WHAT THE TASK REQUIRES >> Copy each entry below exactly as it appears.

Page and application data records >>
○ ○ ○ ○

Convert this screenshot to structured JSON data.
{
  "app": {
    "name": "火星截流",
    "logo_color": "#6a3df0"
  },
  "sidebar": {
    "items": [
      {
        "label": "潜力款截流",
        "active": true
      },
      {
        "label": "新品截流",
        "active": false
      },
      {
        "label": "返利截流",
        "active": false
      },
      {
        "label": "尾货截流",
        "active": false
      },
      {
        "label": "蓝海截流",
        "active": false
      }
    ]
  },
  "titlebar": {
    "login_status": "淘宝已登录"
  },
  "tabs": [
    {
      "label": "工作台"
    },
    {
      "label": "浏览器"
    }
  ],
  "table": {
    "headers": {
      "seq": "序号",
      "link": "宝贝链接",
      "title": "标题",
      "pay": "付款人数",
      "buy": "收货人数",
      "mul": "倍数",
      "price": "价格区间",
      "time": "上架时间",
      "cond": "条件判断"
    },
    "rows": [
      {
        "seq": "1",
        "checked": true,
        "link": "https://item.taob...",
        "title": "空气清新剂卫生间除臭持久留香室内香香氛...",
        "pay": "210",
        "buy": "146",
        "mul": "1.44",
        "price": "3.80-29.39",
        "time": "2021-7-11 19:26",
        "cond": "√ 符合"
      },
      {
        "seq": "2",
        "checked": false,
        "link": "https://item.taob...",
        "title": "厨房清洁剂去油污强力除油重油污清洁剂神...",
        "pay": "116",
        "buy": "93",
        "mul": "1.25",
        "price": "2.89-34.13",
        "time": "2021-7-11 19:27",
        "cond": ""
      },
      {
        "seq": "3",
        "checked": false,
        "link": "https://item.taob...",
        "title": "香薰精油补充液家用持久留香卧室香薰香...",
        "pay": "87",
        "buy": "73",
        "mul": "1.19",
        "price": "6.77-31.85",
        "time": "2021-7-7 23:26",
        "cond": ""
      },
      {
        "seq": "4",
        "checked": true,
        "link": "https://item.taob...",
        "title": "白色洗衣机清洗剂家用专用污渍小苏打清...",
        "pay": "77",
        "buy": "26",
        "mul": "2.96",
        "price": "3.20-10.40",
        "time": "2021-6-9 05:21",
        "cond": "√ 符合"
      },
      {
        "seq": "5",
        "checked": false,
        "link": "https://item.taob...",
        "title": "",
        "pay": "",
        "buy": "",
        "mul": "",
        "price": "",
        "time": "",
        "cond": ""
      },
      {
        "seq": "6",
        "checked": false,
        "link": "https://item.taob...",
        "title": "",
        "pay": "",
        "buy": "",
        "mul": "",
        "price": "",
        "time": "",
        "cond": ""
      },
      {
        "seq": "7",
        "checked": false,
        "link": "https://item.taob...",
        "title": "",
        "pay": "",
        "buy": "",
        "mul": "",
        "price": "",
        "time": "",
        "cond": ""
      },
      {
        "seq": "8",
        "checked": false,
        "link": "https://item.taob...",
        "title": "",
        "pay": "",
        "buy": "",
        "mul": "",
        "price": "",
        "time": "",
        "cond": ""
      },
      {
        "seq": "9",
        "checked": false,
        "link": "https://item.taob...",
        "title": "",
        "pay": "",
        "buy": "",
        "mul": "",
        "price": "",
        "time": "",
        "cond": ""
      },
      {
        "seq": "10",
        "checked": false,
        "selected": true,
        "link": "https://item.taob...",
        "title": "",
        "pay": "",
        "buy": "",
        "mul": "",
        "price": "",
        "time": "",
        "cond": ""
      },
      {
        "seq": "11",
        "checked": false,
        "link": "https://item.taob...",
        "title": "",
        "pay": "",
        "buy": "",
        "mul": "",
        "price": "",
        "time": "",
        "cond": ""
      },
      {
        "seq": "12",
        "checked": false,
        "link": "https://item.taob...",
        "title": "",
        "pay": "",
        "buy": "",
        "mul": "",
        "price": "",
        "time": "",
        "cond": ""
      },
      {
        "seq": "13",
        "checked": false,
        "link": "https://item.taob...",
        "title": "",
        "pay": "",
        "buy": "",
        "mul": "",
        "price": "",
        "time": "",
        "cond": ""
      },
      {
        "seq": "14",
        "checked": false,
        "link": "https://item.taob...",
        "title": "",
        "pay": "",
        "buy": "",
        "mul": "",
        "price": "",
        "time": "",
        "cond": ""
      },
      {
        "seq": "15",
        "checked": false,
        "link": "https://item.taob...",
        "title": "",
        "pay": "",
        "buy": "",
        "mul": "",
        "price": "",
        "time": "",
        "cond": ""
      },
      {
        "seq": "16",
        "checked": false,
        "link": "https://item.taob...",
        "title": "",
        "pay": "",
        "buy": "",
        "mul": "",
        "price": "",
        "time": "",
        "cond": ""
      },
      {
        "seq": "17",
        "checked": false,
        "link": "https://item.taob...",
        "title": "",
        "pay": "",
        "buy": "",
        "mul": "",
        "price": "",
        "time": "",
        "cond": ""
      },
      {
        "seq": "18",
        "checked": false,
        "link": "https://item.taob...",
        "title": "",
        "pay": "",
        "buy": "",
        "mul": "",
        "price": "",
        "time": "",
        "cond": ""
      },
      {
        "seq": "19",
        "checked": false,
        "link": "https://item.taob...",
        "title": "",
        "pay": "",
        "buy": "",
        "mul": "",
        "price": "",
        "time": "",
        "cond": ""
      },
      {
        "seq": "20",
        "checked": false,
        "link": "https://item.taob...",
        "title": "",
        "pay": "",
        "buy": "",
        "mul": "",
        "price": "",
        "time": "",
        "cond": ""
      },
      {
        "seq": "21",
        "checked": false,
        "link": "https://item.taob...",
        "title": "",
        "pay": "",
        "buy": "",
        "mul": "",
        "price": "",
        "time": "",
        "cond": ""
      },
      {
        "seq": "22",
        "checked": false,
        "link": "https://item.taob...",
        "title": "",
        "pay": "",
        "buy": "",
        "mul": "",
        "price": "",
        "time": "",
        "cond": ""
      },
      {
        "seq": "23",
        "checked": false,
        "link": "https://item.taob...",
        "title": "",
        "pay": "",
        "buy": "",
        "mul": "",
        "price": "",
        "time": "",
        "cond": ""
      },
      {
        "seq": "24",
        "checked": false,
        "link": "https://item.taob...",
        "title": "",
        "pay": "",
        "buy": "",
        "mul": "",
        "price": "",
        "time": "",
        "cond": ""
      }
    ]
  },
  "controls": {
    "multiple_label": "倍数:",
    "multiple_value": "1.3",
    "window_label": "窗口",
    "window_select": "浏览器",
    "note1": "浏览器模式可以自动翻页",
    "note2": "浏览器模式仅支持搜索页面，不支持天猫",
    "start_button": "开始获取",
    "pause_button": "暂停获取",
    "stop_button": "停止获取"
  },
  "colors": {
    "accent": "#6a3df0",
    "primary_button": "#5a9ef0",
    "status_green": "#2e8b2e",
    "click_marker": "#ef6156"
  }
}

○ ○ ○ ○

FINISHED TASK >>
Convert this screenshot to structured JSON data.
{
  "app": {
    "name": "火星截流",
    "logo_color": "#6a3df0"
  },
  "sidebar": {
    "items": [
      {
        "label": "潜力款截流",
        "active": true
      },
      {
        "label": "新品截流",
        "active": false
      },
      {
        "label": "返利截流",
        "active": false
      },
      {
        "label": "尾货截流",
        "active": false
      },
      {
        "label": "蓝海截流",
        "active": false
      }
    ]
  },
  "titlebar": {
    "login_status": "淘宝已登录"
  },
  "tabs": [
    {
      "label": "工作台"
    },
    {
      "label": "浏览器"
    }
  ],
  "table": {
    "headers": {
      "seq": "序号",
      "link": "宝贝链接",
      "title": "标题",
      "pay": "付款人数",
      "buy": "收货人数",
      "mul": "倍数",
      "price": "价格区间",
      "time": "上架时间",
      "cond": "条件判断"
    },
    "rows": [
      {
        "seq": "1",
        "checked": true,
        "link": "https://item.taob...",
        "title": "空气清新剂卫生间除臭持久留香室内香香氛...",
        "pay": "210",
        "buy": "146",
        "mul": "1.44",
        "price": "3.80-29.39",
        "time": "2021-7-11 19:26",
        "cond": "√ 符合"
      },
      {
        "seq": "2",
        "checked": false,
        "link": "https://item.taob...",
        "title": "厨房清洁剂去油污强力除油重油污清洁剂神...",
        "pay": "116",
        "buy": "93",
        "mul": "1.25",
        "price": "2.89-34.13",
        "time": "2021-7-11 19:27",
        "cond": ""
      },
      {
        "seq": "3",
        "checked": false,
        "link": "https://item.taob...",
        "title": "香薰精油补充液家用持久留香卧室香薰香...",
        "pay": "87",
        "buy": "73",
        "mul": "1.19",
        "price": "6.77-31.85",
        "time": "2021-7-7 23:26",
        "cond": ""
      },
      {
        "seq": "4",
        "checked": true,
        "link": "https://item.taob...",
        "title": "白色洗衣机清洗剂家用专用污渍小苏打清...",
        "pay": "77",
        "buy": "26",
        "mul": "2.96",
        "price": "3.20-10.40",
        "time": "2021-6-9 05:21",
        "cond": "√ 符合"
      },
      {
        "seq": "5",
        "checked": false,
        "link": "https://item.taob...",
        "title": "",
        "pay": "",
        "buy": "",
        "mul": "",
        "price": "",
        "time": "",
        "cond": ""
      },
      {
        "seq": "6",
        "checked": false,
        "link": "https://item.taob...",
        "title": "",
        "pay": "",
        "buy": "",
        "mul": "",
        "price": "",
        "time": "",
        "cond": ""
      },
      {
        "seq": "7",
        "checked": false,
        "link": "https://item.taob...",
        "title": "",
        "pay": "",
        "buy": "",
        "mul": "",
        "price": "",
        "time": "",
        "cond": ""
      },
      {
        "seq": "8",
        "checked": false,
        "link": "https://item.taob...",
        "title": "",
        "pay": "",
        "buy": "",
        "mul": "",
        "price": "",
        "time": "",
        "cond": ""
      },
      {
        "seq": "9",
        "checked": false,
        "link": "https://item.taob...",
        "title": "",
        "pay": "",
        "buy": "",
        "mul": "",
        "price": "",
        "time": "",
        "cond": ""
      },
      {
        "seq": "10",
        "checked": false,
        "selected": true,
        "link": "https://item.taob...",
        "title": "",
        "pay": "",
        "buy": "",
        "mul": "",
        "price": "",
        "time": "",
        "cond": ""
      },
      {
        "seq": "11",
        "checked": false,
        "link": "https://item.taob...",
        "title": "",
        "pay": "",
        "buy": "",
        "mul": "",
        "price": "",
        "time": "",
        "cond": ""
      },
      {
        "seq": "12",
        "checked": false,
        "link": "https://item.taob...",
        "title": "",
        "pay": "",
        "buy": "",
        "mul": "",
        "price": "",
        "time": "",
        "cond": ""
      },
      {
        "seq": "13",
        "checked": false,
        "link": "https://item.taob...",
        "title": "",
        "pay": "",
        "buy": "",
        "mul": "",
        "price": "",
        "time": "",
        "cond": ""
      },
      {
        "seq": "14",
        "checked": false,
        "link": "https://item.taob...",
        "title": "",
        "pay": "",
        "buy": "",
        "mul": "",
        "price": "",
        "time": "",
        "cond": ""
      },
      {
        "seq": "15",
        "checked": false,
        "link": "https://item.taob...",
        "title": "",
        "pay": "",
        "buy": "",
        "mul": "",
        "price": "",
        "time": "",
        "cond": ""
      },
      {
        "seq": "16",
        "checked": false,
        "link": "https://item.taob...",
        "title": "",
        "pay": "",
        "buy": "",
        "mul": "",
        "price": "",
        "time": "",
        "cond": ""
      },
      {
        "seq": "17",
        "checked": false,
        "link": "https://item.taob...",
        "title": "",
        "pay": "",
        "buy": "",
        "mul": "",
        "price": "",
        "time": "",
        "cond": ""
      },
      {
        "seq": "18",
        "checked": false,
        "link": "https://item.taob...",
        "title": "",
        "pay": "",
        "buy": "",
        "mul": "",
        "price": "",
        "time": "",
        "cond": ""
      },
      {
        "seq": "19",
        "checked": false,
        "link": "https://item.taob...",
        "title": "",
        "pay": "",
        "buy": "",
        "mul": "",
        "price": "",
        "time": "",
        "cond": ""
      },
      {
        "seq": "20",
        "checked": false,
        "link": "https://item.taob...",
        "title": "",
        "pay": "",
        "buy": "",
        "mul": "",
        "price": "",
        "time": "",
        "cond": ""
      },
      {
        "seq": "21",
        "checked": false,
        "link": "https://item.taob...",
        "title": "",
        "pay": "",
        "buy": "",
        "mul": "",
        "price": "",
        "time": "",
        "cond": ""
      },
      {
        "seq": "22",
        "checked": false,
        "link": "https://item.taob...",
        "title": "",
        "pay": "",
        "buy": "",
        "mul": "",
        "price": "",
        "time": "",
        "cond": ""
      },
      {
        "seq": "23",
        "checked": false,
        "link": "https://item.taob...",
        "title": "",
        "pay": "",
        "buy": "",
        "mul": "",
        "price": "",
        "time": "",
        "cond": ""
      },
      {
        "seq": "24",
        "checked": false,
        "link": "https://item.taob...",
        "title": "",
        "pay": "",
        "buy": "",
        "mul": "",
        "price": "",
        "time": "",
        "cond": ""
      }
    ]
  },
  "controls": {
    "multiple_label": "倍数:",
    "multiple_value": "1.3",
    "window_label": "窗口",
    "window_select": "浏览器",
    "note1": "浏览器模式可以自动翻页",
    "note2": "浏览器模式仅支持搜索页面，不支持天猫",
    "start_button": "开始获取",
    "pause_button": "暂停获取",
    "stop_button": "停止获取"
  },
  "colors": {
    "accent": "#6a3df0",
    "primary_button": "#5a9ef0",
    "status_green": "#2e8b2e",
    "click_marker": "#ef6156"
  }
}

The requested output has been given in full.